The only bad times were at night and, worse, in the rain. I suppose you can't expect to have your best thrills under these conditions, but the first time I exceeded one hundred miles per measured hour on her majesty's highway it started to go a bit strange. The headlight was OK, if a little scattered, but suddenly the fuel gauge started to blink rapidly. This was really off-putting since it is a relatively big gauge right in your line of vision. I was put off. When I went to indicate at said speed the indicators refused outright to stay on and I had to hold them on with my thumb to ensure that everyone would know that I was about to cut across their bows and ferret up a slip road.

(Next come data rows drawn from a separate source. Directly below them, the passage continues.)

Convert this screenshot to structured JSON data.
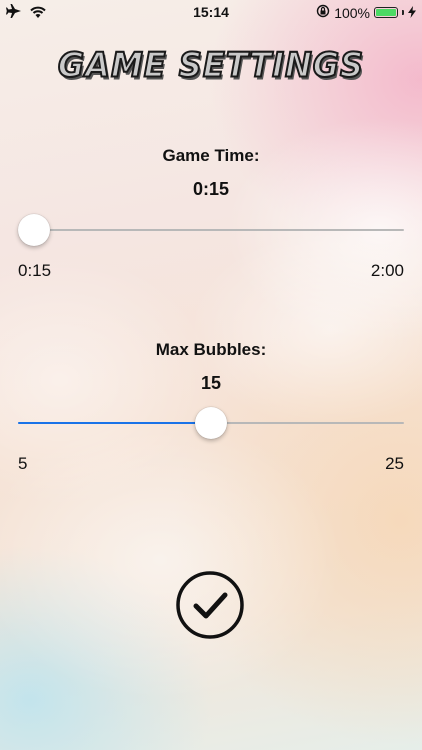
{
  "status_bar": {
    "time": "15:14",
    "battery_text": "100%",
    "icons": [
      "airplane-icon",
      "wifi-icon",
      "orientation-lock-icon",
      "battery-icon",
      "charging-icon"
    ]
  },
  "title": "GAME SETTINGS",
  "game_time": {
    "label": "Game Time:",
    "value": "0:15",
    "min_label": "0:15",
    "max_label": "2:00",
    "level": 0
  },
  "max_bubbles": {
    "label": "Max Bubbles:",
    "value": "15",
    "min_label": "5",
    "max_label": "25",
    "level": 0.5
  },
  "done": {
    "icon": "checkmark-circle-icon"
  },
  "colors": {
    "slider_active": "#1a73e8",
    "slider_track": "#b8b8b8",
    "battery_green": "#4cd964"
  }
}
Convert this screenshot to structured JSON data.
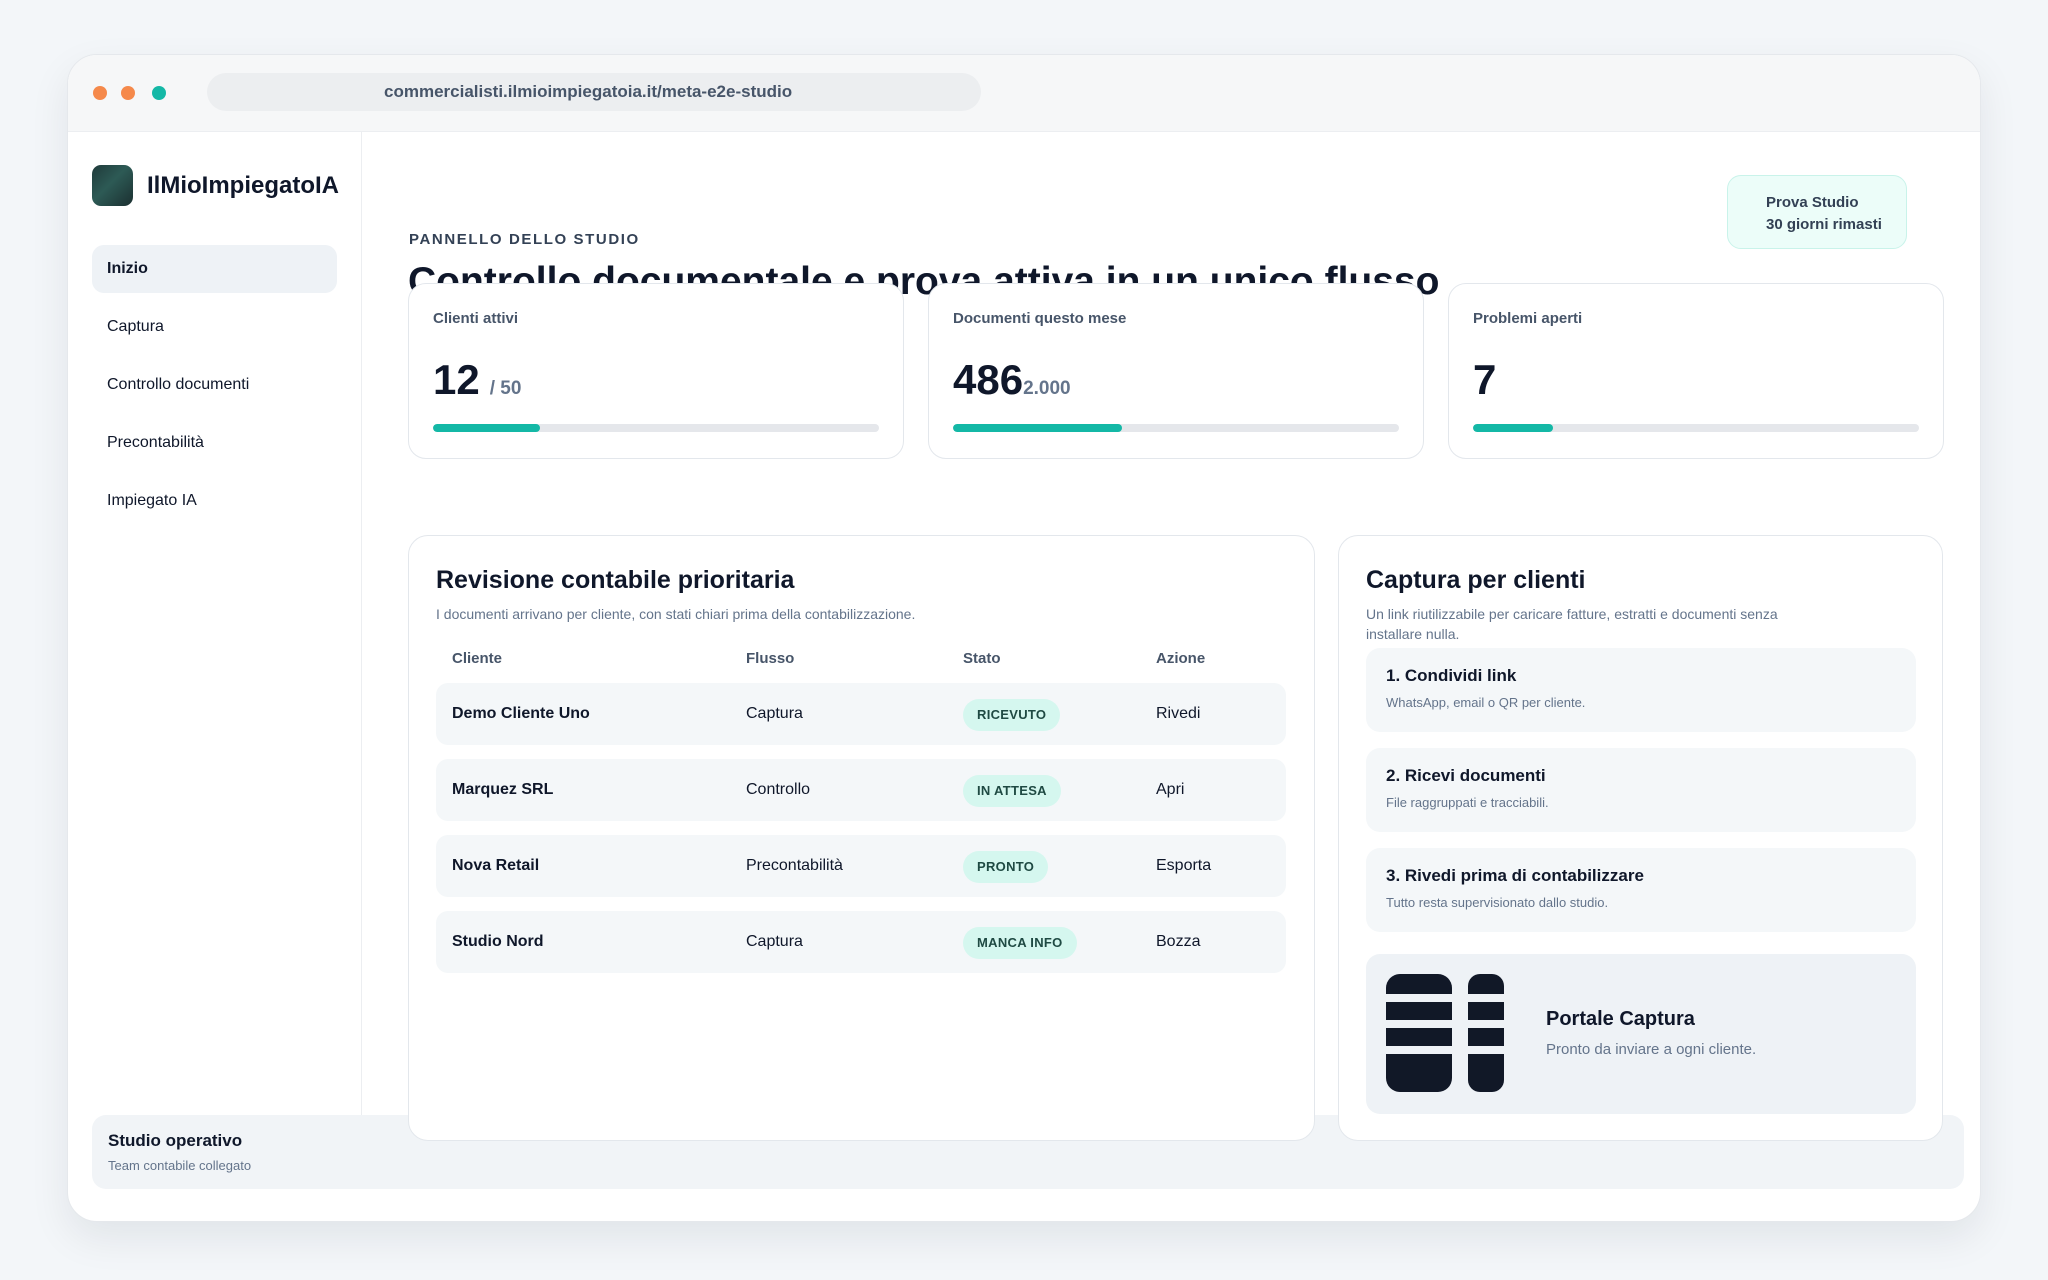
{
  "browser": {
    "url": "commercialisti.ilmioimpiegatoia.it/meta-e2e-studio"
  },
  "sidebar": {
    "brand": "IlMioImpiegatoIA",
    "items": [
      {
        "label": "Inizio",
        "active": true
      },
      {
        "label": "Captura",
        "active": false
      },
      {
        "label": "Controllo documenti",
        "active": false
      },
      {
        "label": "Precontabilità",
        "active": false
      },
      {
        "label": "Impiegato IA",
        "active": false
      }
    ]
  },
  "footer": {
    "title": "Studio operativo",
    "subtitle": "Team contabile collegato"
  },
  "header": {
    "eyebrow": "PANNELLO DELLO STUDIO",
    "title": "Controllo documentale e prova attiva in un unico flusso",
    "trial_line1": "Prova Studio",
    "trial_line2": "30 giorni rimasti"
  },
  "kpis": [
    {
      "label": "Clienti attivi",
      "value": "12",
      "sub": "/ 50",
      "progress": 0.24
    },
    {
      "label": "Documenti questo mese",
      "value": "486",
      "sub": "2.000",
      "progress": 0.38
    },
    {
      "label": "Problemi aperti",
      "value": "7",
      "sub": "",
      "progress": 0.18
    }
  ],
  "review": {
    "title": "Revisione contabile prioritaria",
    "subtitle": "I documenti arrivano per cliente, con stati chiari prima della contabilizzazione.",
    "columns": [
      "Cliente",
      "Flusso",
      "Stato",
      "Azione"
    ],
    "rows": [
      {
        "client": "Demo Cliente Uno",
        "flow": "Captura",
        "status": "RICEVUTO",
        "action": "Rivedi"
      },
      {
        "client": "Marquez SRL",
        "flow": "Controllo",
        "status": "IN ATTESA",
        "action": "Apri"
      },
      {
        "client": "Nova Retail",
        "flow": "Precontabilità",
        "status": "PRONTO",
        "action": "Esporta"
      },
      {
        "client": "Studio Nord",
        "flow": "Captura",
        "status": "MANCA INFO",
        "action": "Bozza"
      }
    ]
  },
  "capture": {
    "title": "Captura per clienti",
    "subtitle_line1": "Un link riutilizzabile per caricare fatture, estratti e documenti senza",
    "subtitle_line2": "installare nulla.",
    "steps": [
      {
        "title": "1. Condividi link",
        "desc": "WhatsApp, email o QR per cliente."
      },
      {
        "title": "2. Ricevi documenti",
        "desc": "File raggruppati e tracciabili."
      },
      {
        "title": "3. Rivedi prima di contabilizzare",
        "desc": "Tutto resta supervisionato dallo studio."
      }
    ],
    "portal_title": "Portale Captura",
    "portal_subtitle": "Pronto da inviare a ogni cliente."
  },
  "colors": {
    "accent": "#14b8a6",
    "badge_bg": "#d5f7ef",
    "text_dark": "#0f172a",
    "text_muted": "#64748b"
  }
}
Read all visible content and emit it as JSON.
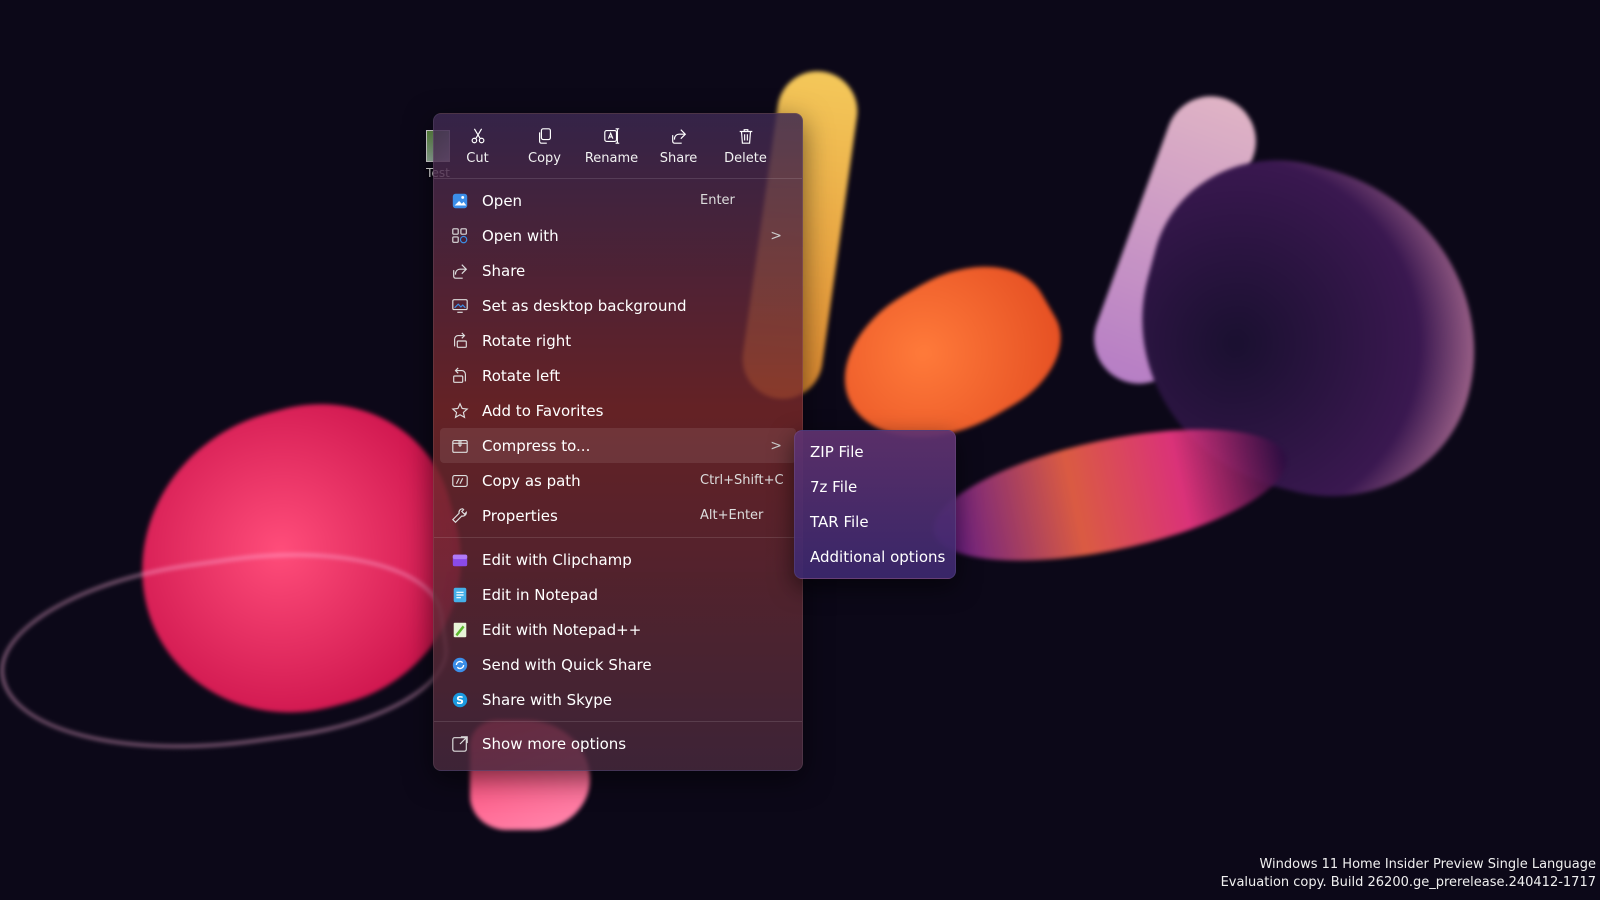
{
  "desktop": {
    "icon_label": "Test"
  },
  "toolbar": [
    {
      "label": "Cut",
      "icon": "scissors-icon"
    },
    {
      "label": "Copy",
      "icon": "copy-icon"
    },
    {
      "label": "Rename",
      "icon": "rename-icon"
    },
    {
      "label": "Share",
      "icon": "share-icon"
    },
    {
      "label": "Delete",
      "icon": "trash-icon"
    }
  ],
  "menu": {
    "items": [
      {
        "label": "Open",
        "shortcut": "Enter",
        "icon": "image-icon"
      },
      {
        "label": "Open with",
        "chevron": ">",
        "icon": "apps-icon"
      },
      {
        "label": "Share",
        "icon": "share-icon"
      },
      {
        "label": "Set as desktop background",
        "icon": "desktop-icon"
      },
      {
        "label": "Rotate right",
        "icon": "rotate-right-icon"
      },
      {
        "label": "Rotate left",
        "icon": "rotate-left-icon"
      },
      {
        "label": "Add to Favorites",
        "icon": "star-icon"
      },
      {
        "label": "Compress to...",
        "chevron": ">",
        "icon": "archive-icon"
      },
      {
        "label": "Copy as path",
        "shortcut": "Ctrl+Shift+C",
        "icon": "path-icon"
      },
      {
        "label": "Properties",
        "shortcut": "Alt+Enter",
        "icon": "wrench-icon"
      },
      {
        "label": "Edit with Clipchamp",
        "icon": "clipchamp-icon"
      },
      {
        "label": "Edit in Notepad",
        "icon": "notepad-icon"
      },
      {
        "label": "Edit with Notepad++",
        "icon": "notepadpp-icon"
      },
      {
        "label": "Send with Quick Share",
        "icon": "quick-share-icon"
      },
      {
        "label": "Share with Skype",
        "icon": "skype-icon"
      },
      {
        "label": "Show more options",
        "icon": "more-options-icon"
      }
    ]
  },
  "submenu": {
    "items": [
      "ZIP File",
      "7z File",
      "TAR File",
      "Additional options"
    ]
  },
  "watermark": {
    "line1": "Windows 11 Home Insider Preview Single Language",
    "line2": "Evaluation copy. Build 26200.ge_prerelease.240412-1717"
  },
  "colors": {
    "accent": "#3b8ee8",
    "menu_bg": "#3c2850"
  }
}
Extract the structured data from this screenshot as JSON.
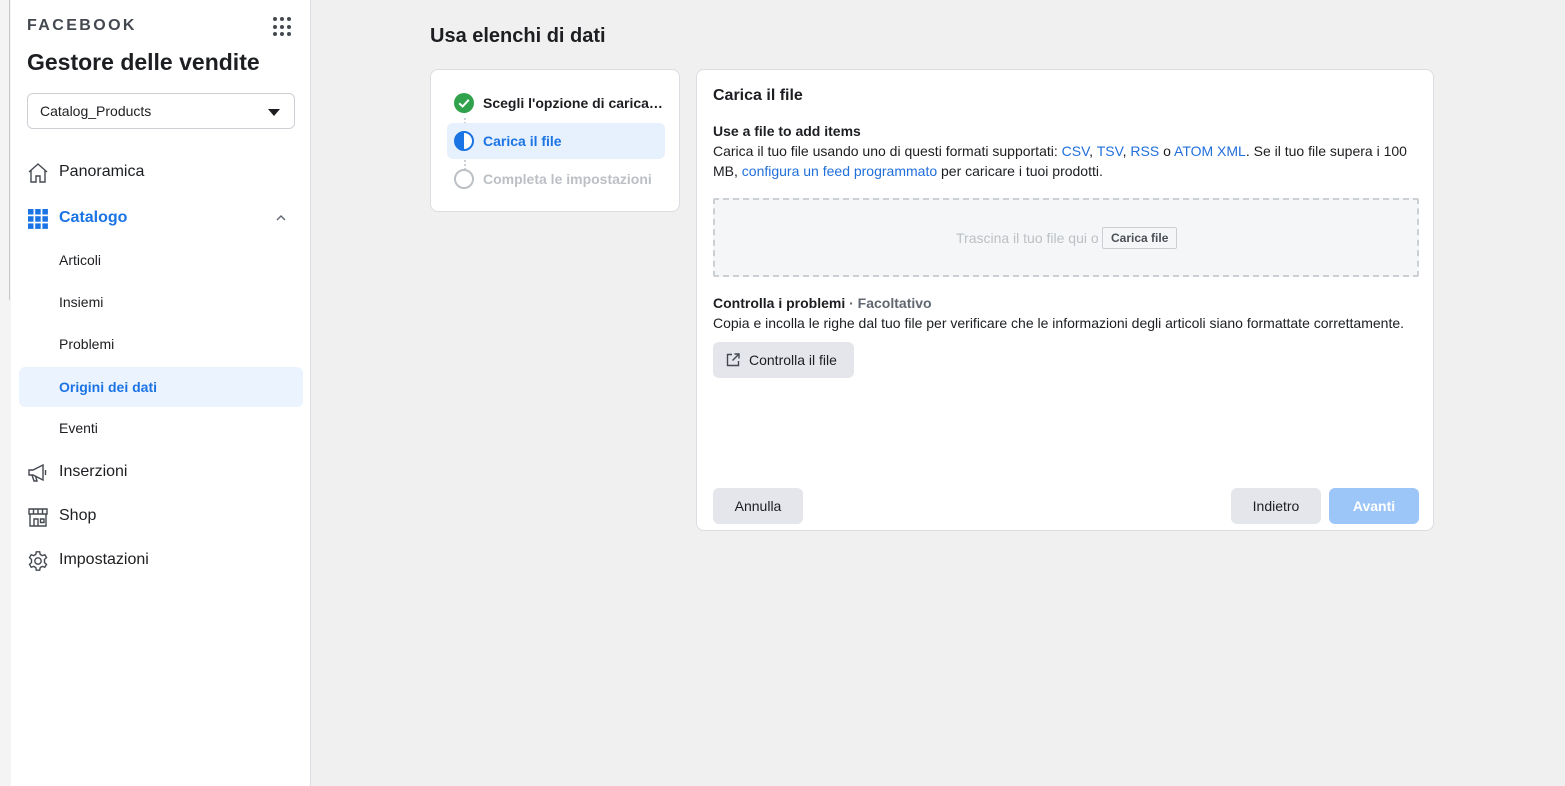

Both problems disappeared when I returned to legal speed, but at high velocities you don't want any distractions. Perhaps it is a built-in moral patrol device to warn you of possible licence failure.

More serious was a ride away from the Bike Show at Olympia in Friday night rain. Without an oversuit I just wanted to get home schnell, but soon found myself surrounded by coaches and cars bent on Friday night destruction. Cutting through this dangerous mass of jelly, my bulging eyes suddenly spotted the red oil light flashing on. I instinctively went for the clutch but had to just keep going to avoid being run into the tarmac. I managed to pull into a fuel station but could find nothing wrong in the oil department, although there was plenty wrong with me by this time. Assuming it was a short, I squelched off into the rain with the light flashing all the way home, my hands hovering on the clutch and my stomach hovering all over the place.

Since it didn't reappear in the dry I can only assume that it was a short, but that was the third instrument to go on the blink, so to speak, not good at all for a Jap bike and very bad for my English nerves.

Perhaps it was due to the vibes or perhaps it was just our tired test bike, but surely that is how your own machine is going to end up after a year or two anyway — we just accelerate the ageing process. For example, that neat four into two exhaust that made such a nice noise was rusting where the black pipes met the ally end cans, although the rest of the system looked fine.

It was great fun to ride such a hard charger, although it is also a practical pootler and tourer. It is a rejativety-stralgmforward machine in both engine and chassis departments so it might prove durable without lazy bods like me having to do much more than get on and go.

It is a serious shame about the vibes but that is its only structural fault. A pretty good deal for £2300 and at present top of the tree. Hold on, who is this clambering up through the branches waving a set of keys? Tis our Editor, fresh from the jaunt at Jarama, with news of the GPz 600. Hum, suddenly it seems a long way to the ground and I don't feel at all secure.

Pillion Opinion

I do not really think that the XJ600 makes a very good continental touring bike even though the saddle is comfortable — if a little short and nar­row for us both. The problem was the footrests, which gave me cramp in the legs after about 50 miles since they seemed quite high and set to the rear. I also noticed the smell of burning leather as my feet ended up virtually on the exhaust pipes, which seemed too close to the rests. Apart from burning them, the rests also left my feet tingling from the vibration that came through, particular­ly if it was revved hard.

The metal grab handles looked very smart but when the rider accelerated hard for a small gap and I tried to grab them I found that I couldn't get my hands through them if I was wearing gloves as I usually do.

I liked the speedo being on the left, where I could easily see it for once, but I am not sure about seeing the petrol gauge, since on a long run I could watch it go down!

The bike felt very solid on the road and not many bumps got through to me, so the ride itself is comfortable and smooth. Generally I thought it was a fun bike for up to medium distances although I don't think we could carry too much luggage and I would demand plenty of stops to rest my legs.